The early months of a Glasgow year require a lot of moving around the city between festival events. January has Celtic Connections, February means Glasgow Film Festival, and in March the focus moves to Aye Write!. Few other cities in the world can boast that sort of festival action occurring before the clocks change, and a quality soundtrack is required to accompany the necessary toing and froing. Luckily for all concerned a very classy one emerged as some fine, and particularly melodic, new music was released.
We’re going to begin by going back to late February when Glasgow band Quick brought out their EP This I Know. It’s a beautiful collection of songs which stride that line between melancholy and inspiriting. The harmonies in particular are almost tangible as they wrap themselves around you, immediately improving your lot in life.
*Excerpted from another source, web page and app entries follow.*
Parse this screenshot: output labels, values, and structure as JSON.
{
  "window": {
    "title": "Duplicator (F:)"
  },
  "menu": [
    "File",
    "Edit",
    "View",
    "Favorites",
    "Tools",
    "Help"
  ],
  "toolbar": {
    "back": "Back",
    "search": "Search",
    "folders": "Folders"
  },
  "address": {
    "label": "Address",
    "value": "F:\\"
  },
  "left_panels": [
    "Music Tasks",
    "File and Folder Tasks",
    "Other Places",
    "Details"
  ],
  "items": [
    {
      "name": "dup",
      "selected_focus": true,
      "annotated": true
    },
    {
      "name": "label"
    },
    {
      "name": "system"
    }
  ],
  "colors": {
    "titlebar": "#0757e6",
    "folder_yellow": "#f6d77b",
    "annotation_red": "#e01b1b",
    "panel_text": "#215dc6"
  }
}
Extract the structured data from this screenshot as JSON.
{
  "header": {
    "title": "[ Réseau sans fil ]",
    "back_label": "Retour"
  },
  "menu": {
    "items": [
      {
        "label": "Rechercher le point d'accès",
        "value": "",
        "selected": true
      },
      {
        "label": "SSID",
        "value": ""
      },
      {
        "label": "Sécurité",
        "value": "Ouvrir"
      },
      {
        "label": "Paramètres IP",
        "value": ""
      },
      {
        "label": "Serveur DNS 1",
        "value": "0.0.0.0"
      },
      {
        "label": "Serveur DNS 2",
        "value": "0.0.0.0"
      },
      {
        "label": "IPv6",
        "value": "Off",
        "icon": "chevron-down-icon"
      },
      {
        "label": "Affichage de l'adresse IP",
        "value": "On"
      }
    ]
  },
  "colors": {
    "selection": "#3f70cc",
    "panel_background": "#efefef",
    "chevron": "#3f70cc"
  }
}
At times travelling to the more alt side of country, reminiscent of The Cowboy Junkies and Jessie Sykes and The Sweet Hereafter, at others dealing in the more traditional, Quick don’t just remind me of some of my favourite bands, on this evidence they are quickly going to join them. Listen for yourself, and for goodness sake if you like what you hear get yourself a copy. That goes for all the music featured in these reviews. Support your local musicians – we’ll all miss them when they’re gone. Here endeth the sermon, from now it’ll be just the music all the way – promise:
As the nights draw in and the heating comes on, it’s a good time to begin to take stock of the year and how it is shaping up for music. Looking back over SWH!’s musical roundups of 2016 to date there is little doubt that it has been one of the most interesting and varied of recent times, and it has no intention of stopping now.
So far the most notable rends have been left-field and/or ambient electronica, the reappearance of the singer/songwriter, the more traditional end of the folk spectrum, (great band name, ahoy!), and lashings of wonderful classic and classy pop music. The following roundup suggests that admittedly simplistic breakdown is not too far from the mark. It is also looking like the year the Scottish independent record label roared, (more of which at a later date), and there is further evidence of this in the music that follows.
First up we have the new album from The Furrow Collective, who set the bar high for contemporary trad/folk music, presenting their often dark material with wonderful understated playing and pin-sharp harmonies. The Collective are Rachel Newton, Emily Portman, Lucy Farell, and Alasdair Roberts (a previous podcast guest), and if you have felt in the past that folk music isn’t for you, and I know there are a few of you out there, then this is the record to change that. You want proof? Of course you do, so here they are with ‘Wild Hog In The Woods’ which also has perhaps the best video of the year: